In the video, Usaamah Rahim is a blurry figure, striding across the Roslindale parking lot toward his Washington Street bus stop last Tuesday morning.
With him, police said, he carried a knife and a plot to kill.
Within 10 seconds, Rahim is greeted by other figures — FBI agents and Boston police officers, the targets of his planned violence. The blurs come together.
What was said — and exactly what Rahim did — isn’t seen or heard.
The figures move over a 32-second period, coming as close as a few feet apart.
One raises his arms.
Rahim falls to the ground, shot three times by an FBI agent and a Boston police officer, becoming the second person killed by police in Boston this year.
Suffolk County District Attorney Dan Conley, whose office is investigating whether the shooting is justified and released the surveillance footage, said the video “speaks for itself.’’
Police said Rahim lunged at officers with a knife before they fired, though that’s not entirely clear in the footage, shot from what authorities said was about 50 yards away.
Religious and community leaders viewed surveillance video last week and said it mostly supported the police account of the shooting.
Rahim was buried by his family on Friday.
Investigators said they had been tracking Rahim around the clock, because they believed he planned to behead anti-Islam political activist Pamela Geller, before he changed his mind Tuesday morning and told his nephew he now wanted to “go after … those boys in blue.’’
The agents and officer who approached Rahim knew about those plans, Boston Police commissioner Bill Evans said.
“They knew in their minds the intent of the individual,’’ Evans said. “This guy had a malicious intent, and our officers were really faced with that.’’
Rev. Mark V. Scott, pastor of Azusa Christian Community Church, was at the district attorney’s office when the video was released. He said it didn’t appear the officers had any other option.
“I think they exercised as much restraint as possible,’’ he said.
Conley said that his office, which is investigating the case, has not yet made any findings or conclusions, but decided to release the video early for “transparency.’’
“Releasing it earlier reflects our intention to make best practices even better,’’ Conley said. “When it can inform the public … it’s in everyone’s best interests.’’
The releasing of surveillance footage this early in the investigation is relatively new for Boston. After the March killing of Angelo West, who shot a Boston police officer in the face, Conley’s office released the video within two weeks.

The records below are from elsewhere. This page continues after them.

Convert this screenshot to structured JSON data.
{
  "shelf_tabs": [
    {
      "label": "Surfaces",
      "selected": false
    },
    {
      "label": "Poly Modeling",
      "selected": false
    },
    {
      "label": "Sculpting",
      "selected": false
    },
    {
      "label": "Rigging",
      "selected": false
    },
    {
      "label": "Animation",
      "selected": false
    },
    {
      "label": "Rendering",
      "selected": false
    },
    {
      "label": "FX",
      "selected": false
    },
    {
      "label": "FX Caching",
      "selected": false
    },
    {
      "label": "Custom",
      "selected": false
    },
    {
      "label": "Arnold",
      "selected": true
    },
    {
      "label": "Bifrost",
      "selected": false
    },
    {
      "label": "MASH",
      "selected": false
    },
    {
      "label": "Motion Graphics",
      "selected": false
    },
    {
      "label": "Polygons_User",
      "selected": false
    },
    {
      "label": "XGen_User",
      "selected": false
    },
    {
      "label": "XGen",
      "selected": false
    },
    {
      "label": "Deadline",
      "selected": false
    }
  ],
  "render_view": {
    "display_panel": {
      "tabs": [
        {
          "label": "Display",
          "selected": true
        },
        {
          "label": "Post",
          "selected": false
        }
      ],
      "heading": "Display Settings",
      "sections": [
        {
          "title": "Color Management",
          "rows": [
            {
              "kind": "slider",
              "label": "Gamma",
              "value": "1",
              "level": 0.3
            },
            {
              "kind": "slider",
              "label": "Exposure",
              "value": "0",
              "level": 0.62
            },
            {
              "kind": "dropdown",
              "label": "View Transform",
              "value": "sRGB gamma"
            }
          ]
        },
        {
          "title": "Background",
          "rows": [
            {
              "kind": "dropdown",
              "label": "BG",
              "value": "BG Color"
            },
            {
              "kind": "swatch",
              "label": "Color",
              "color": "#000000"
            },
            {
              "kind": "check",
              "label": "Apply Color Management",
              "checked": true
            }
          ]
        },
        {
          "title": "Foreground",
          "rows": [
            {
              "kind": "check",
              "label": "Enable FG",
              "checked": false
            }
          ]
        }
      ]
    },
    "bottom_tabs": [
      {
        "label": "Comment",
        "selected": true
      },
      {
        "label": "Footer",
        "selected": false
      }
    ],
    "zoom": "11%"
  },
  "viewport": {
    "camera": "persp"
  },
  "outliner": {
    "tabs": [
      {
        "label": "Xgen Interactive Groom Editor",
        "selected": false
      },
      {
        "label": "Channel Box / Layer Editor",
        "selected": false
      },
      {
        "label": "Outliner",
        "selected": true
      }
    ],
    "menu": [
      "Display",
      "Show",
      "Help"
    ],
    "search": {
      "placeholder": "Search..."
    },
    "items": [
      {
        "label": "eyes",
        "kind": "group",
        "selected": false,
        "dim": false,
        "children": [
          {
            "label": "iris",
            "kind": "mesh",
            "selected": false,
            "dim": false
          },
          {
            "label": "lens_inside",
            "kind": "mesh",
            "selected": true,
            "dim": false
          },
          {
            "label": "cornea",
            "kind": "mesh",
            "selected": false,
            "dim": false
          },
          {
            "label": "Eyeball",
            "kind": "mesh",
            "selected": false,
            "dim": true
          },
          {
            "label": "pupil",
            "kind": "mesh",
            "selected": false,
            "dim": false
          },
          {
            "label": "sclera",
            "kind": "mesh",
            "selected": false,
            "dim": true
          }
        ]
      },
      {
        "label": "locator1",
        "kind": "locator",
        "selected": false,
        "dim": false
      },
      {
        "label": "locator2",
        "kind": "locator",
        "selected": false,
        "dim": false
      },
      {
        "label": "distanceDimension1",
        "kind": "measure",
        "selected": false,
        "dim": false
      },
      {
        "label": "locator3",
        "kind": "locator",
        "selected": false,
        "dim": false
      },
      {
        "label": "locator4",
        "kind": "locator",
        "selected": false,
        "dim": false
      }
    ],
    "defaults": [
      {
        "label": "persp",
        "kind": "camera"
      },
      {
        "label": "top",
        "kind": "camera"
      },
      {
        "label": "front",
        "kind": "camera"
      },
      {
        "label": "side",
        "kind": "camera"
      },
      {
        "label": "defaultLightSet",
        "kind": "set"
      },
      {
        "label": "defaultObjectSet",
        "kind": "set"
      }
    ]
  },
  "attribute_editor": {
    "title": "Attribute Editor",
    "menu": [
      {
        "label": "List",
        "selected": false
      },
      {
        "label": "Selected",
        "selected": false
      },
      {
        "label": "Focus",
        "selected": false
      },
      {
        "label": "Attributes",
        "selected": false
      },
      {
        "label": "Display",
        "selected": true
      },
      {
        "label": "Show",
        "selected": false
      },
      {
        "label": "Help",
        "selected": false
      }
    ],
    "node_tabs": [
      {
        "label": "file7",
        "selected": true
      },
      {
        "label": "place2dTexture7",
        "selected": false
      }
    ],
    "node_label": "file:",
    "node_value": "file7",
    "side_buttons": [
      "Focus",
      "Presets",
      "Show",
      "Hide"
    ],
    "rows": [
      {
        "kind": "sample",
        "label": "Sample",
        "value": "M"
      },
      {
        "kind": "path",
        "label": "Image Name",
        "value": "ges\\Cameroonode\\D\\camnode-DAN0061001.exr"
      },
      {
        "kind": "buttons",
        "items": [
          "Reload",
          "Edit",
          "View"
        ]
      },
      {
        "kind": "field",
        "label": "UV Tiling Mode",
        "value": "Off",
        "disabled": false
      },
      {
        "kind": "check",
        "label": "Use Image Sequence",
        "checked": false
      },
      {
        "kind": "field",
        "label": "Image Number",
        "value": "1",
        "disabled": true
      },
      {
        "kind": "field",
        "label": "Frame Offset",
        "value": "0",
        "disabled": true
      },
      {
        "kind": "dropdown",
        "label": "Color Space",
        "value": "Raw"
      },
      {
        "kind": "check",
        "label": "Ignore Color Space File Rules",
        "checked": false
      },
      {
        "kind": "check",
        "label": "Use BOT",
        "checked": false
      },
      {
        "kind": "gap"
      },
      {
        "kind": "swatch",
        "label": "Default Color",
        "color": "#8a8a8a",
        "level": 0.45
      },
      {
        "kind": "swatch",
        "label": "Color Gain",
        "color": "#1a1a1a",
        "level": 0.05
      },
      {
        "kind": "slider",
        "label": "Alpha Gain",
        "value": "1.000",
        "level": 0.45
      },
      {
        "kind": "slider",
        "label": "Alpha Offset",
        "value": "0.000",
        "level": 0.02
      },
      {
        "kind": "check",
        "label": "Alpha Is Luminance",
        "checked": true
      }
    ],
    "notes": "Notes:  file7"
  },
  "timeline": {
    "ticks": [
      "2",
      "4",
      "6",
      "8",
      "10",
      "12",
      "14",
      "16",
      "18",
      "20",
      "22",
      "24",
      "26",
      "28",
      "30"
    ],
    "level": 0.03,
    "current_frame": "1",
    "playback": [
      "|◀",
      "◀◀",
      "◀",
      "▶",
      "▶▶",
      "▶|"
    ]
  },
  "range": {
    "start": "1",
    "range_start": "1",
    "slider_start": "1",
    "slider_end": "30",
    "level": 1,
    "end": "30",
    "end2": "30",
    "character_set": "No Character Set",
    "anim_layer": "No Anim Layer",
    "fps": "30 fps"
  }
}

“It’s become easier than ever for rumor, speculation, and inaccurate information to fill the vacuum if reliable facts aren’t put out rapidly,’’ Conley said. “For this reason, we’ve agreed to release certain video evidence earlier when it can help illuminate the facts, and when doing so won’t compromise the integrity of the investigation.’’
Rahim’s nephew, David Wright, is being held on federal charges that he conspired with Rahim by telling him to destroy his cellphone before committing his attack.
Rahim’s family on Thursday viewed the surveillance video of the shooting. They said through their attorney, Ronald Sullivan, that they had no idea Rahim was plotting any violence.
Ibrahim Rahim, the brother of Rahim and a respected imam, told WBUR last week that the video was difficult to watch. He added that the family is just a typical middle-class American family.
“We are patriotic, and we’re loyal, and we’re proud citizens of this country, and we’re Bostonians, and we’re proud of that fact, and that’s who Usaamah was.’’